Help arrives for Sandy-wrecked towns, others resist sand dunes
TOMS RIVER, N.J. | In one of the largest beach repair projects in U.S. history, the federal government has begun dumping so much sand on a stretch of the New Jersey shore that it could fill a football stadium more than five times over.
Yet even this $128 million project isn’t enough to repair the damage Superstorm Sandy did to the Jersey shore. And not everyone wants the help.
Few places in New Jersey suffered worse in Sandy than the Ortley Beach section of Toms River. A historically vulnerable part of the shore whose beaches are prone to worse-than-normal erosion, the community was devastated by the 2012 storm. And nearly five years later, things remain far from normal.
The neighborhood, a popular mix of yearround and summer vacation homes, remains pockmarked by vacant lots and the wooden frames of half-built houses.
But help is finally here: On the beach where the former police chief watched in awe as walls of water flowed across the barrier island from the ocean to the bay, a long-awaited beach replenishment and dune reconstruction program has finally begun. The U.S. Army Corps of Engineers began pumping sand Monday from an offshore location onto Ortley Beach’s painfully narrow beaches.
The work could not come a moment too soon in a community that dubbed itself “ground zero” of the catastrophic storm, where even Britain’s Prince Harry visited to eyeball the damage.

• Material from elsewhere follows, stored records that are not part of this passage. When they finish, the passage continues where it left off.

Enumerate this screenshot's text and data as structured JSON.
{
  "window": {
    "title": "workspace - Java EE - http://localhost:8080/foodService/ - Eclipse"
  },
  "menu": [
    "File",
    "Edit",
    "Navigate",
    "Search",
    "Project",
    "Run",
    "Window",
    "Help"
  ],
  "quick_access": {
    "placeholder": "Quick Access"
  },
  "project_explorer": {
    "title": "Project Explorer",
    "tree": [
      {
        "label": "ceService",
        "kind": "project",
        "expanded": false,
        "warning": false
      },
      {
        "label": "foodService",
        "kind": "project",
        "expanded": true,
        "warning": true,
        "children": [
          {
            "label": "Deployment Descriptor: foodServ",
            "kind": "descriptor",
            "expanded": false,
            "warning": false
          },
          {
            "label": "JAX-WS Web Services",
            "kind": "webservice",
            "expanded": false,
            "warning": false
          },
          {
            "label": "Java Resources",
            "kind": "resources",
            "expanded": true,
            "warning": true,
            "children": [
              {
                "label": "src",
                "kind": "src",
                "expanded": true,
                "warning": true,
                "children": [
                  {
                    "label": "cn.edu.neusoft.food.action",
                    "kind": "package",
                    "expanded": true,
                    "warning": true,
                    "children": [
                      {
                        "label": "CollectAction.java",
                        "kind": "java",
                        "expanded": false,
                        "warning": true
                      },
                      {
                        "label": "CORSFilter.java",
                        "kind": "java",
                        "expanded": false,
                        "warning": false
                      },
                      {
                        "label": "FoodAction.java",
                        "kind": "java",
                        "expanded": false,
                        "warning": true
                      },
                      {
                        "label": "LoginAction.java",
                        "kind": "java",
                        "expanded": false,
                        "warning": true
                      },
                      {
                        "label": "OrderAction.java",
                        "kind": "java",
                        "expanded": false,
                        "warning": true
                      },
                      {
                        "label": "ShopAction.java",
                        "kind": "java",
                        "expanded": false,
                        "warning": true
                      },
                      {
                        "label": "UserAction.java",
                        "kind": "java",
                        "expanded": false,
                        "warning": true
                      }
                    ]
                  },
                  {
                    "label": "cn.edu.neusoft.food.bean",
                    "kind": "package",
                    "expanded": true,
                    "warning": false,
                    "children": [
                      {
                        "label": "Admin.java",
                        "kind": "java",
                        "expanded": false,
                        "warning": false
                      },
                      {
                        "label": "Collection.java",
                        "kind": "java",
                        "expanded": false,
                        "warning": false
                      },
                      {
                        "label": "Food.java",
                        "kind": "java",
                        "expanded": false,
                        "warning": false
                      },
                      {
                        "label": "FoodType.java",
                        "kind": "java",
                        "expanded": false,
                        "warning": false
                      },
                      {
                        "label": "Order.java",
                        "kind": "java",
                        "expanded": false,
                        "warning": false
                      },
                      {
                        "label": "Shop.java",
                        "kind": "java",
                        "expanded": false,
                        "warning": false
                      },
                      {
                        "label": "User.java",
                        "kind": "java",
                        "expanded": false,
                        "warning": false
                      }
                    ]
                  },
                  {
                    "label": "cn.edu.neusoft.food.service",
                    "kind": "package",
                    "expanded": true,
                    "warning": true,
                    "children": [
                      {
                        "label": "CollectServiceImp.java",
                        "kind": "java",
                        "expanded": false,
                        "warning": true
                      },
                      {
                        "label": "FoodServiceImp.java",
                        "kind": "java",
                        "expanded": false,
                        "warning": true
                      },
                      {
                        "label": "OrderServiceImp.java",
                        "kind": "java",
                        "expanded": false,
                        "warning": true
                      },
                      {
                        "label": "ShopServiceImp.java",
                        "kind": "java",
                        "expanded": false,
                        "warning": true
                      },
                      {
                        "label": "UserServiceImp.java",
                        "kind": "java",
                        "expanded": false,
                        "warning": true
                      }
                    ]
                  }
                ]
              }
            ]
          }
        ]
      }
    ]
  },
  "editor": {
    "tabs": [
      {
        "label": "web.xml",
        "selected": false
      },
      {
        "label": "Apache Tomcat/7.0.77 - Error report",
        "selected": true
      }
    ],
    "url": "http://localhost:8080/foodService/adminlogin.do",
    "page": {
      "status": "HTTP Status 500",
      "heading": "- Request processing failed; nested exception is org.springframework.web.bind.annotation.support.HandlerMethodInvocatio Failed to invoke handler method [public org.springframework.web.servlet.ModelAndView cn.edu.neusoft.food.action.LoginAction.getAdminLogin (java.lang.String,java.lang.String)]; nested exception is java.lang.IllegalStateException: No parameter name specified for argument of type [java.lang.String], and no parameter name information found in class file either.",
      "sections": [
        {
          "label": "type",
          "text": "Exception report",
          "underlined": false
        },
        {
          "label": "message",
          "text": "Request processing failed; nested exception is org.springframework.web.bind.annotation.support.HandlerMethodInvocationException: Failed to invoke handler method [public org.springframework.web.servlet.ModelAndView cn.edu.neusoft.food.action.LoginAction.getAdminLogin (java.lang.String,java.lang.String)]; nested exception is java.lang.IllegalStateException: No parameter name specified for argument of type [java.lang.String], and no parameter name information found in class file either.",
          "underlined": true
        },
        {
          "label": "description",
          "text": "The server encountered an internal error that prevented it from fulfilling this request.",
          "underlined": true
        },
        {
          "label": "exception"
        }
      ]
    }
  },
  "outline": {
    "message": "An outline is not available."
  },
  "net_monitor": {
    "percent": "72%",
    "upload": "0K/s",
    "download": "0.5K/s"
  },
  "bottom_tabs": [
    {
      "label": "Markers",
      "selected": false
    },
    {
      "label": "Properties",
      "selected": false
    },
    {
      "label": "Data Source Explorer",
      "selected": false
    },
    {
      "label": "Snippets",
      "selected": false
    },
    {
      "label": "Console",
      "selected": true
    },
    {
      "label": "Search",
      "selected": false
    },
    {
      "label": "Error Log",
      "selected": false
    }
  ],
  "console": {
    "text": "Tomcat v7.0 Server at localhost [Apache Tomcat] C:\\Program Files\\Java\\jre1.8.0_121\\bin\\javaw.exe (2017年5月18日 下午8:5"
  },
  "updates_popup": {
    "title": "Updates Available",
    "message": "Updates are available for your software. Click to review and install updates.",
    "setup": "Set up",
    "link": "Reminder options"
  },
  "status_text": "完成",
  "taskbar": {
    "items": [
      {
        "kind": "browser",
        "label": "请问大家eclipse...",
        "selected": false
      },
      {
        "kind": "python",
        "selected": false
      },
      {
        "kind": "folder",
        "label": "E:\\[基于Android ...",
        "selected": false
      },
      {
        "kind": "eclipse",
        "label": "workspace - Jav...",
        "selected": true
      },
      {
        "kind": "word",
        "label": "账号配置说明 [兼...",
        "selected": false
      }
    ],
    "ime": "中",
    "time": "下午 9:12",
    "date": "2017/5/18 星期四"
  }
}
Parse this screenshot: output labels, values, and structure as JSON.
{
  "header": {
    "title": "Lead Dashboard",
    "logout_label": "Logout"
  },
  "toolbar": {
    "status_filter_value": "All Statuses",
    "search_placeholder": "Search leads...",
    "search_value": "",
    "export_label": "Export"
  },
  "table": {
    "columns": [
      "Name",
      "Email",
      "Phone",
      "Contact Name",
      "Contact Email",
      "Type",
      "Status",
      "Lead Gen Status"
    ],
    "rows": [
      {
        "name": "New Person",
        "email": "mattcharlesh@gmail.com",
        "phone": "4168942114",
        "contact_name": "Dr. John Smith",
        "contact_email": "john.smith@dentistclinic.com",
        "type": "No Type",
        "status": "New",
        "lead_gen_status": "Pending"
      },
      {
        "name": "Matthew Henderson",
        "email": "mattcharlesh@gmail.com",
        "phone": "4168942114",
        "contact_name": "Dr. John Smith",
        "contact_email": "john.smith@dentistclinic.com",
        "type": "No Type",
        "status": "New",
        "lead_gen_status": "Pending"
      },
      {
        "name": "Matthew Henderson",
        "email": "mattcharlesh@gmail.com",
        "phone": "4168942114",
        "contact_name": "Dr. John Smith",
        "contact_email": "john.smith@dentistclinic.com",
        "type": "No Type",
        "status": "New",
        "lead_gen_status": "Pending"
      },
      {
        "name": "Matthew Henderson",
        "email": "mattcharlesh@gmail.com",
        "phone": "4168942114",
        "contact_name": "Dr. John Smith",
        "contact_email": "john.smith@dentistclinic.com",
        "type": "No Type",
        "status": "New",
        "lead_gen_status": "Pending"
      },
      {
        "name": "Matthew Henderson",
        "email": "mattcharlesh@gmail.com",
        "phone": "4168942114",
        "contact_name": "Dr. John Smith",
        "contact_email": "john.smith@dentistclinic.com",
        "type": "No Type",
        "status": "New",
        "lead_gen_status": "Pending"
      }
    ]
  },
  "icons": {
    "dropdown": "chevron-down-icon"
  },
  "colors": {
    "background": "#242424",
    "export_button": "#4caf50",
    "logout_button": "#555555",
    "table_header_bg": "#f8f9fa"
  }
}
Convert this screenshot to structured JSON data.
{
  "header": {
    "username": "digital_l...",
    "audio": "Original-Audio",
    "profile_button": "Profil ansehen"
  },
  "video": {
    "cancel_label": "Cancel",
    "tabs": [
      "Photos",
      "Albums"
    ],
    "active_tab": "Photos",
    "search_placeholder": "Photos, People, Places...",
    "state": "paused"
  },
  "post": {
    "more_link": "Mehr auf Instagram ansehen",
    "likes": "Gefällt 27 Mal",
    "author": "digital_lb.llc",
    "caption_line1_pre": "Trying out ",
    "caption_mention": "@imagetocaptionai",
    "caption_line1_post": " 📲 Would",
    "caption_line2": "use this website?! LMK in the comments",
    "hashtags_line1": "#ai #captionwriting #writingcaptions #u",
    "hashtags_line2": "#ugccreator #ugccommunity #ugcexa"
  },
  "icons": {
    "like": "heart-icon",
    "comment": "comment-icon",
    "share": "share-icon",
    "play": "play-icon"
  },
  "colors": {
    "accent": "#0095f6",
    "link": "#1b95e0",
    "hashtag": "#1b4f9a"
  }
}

“I’m loving it,” said Larry Hometchko, a resident who only moved back into his rebuilt home last week — more than four years after the storm.
It’s still fairly lonely in his neighborhood, though.
“On my street, there’s only three of us,” Mr. Hometchko said.
“That’s a little depressing,” his wife, Debbie, added. “But everything’s going to be new again when it all gets rebuilt, so that’s the light at the end of the tunnel.”
The Army Corps says it eventually will pump enough sand ashore to fill MetLife Stadium in East Rutherford, New Jersey, where the NFL’s Giants and Jets play, five and a half times.
The project to widen beaches and build protective sand dunes spans a 14-mile stretch of the Jersey shore that saw Sandy’s worst damage. It includes Mantoloking, which was cut in two by the storm that carved a new inlet across the barrier island, and damaged or destroyed virtually every one of the borough’s 521 homes.
And it includes the largest pockets of resistance to the dune project: Bay Head, where residents are suing to block the dunes, claiming the $5 million of their own money they spent on a rock wall offers better protection, and Point Pleasant Beach, where the privately owned Jenkinson’s Boardwalk opposes dunes that would reduce its prime beach territory. Both those towns remain mired in litigation, as do some scattered cases on Long Beach Island.
A similar revolt in Margate, just south of Atlantic City, died when two lawsuits challenging the project failed, including one that raised fears that puddles on the sand behind newly built dunes could breed mosquitoes that would spread the Zika virus.
Bob Martin, New Jersey’s environmental protection commissioner, said 128 easements remain to be acquired before work can be completed everywhere, 53 of which are in litigation. While praising those who signed voluntarily, Mr. Martin singled Bay Head out for special criticism, saying the wealthy enclave really wants to keep outsiders off its sand.
Hurricane Sandy devastated the New Jersey shore in 2012. The U.S. Army Corps of Engineers began pumping sand Monday onto Ortley Beach. This section of shore is prone to worse-than-normal erosion.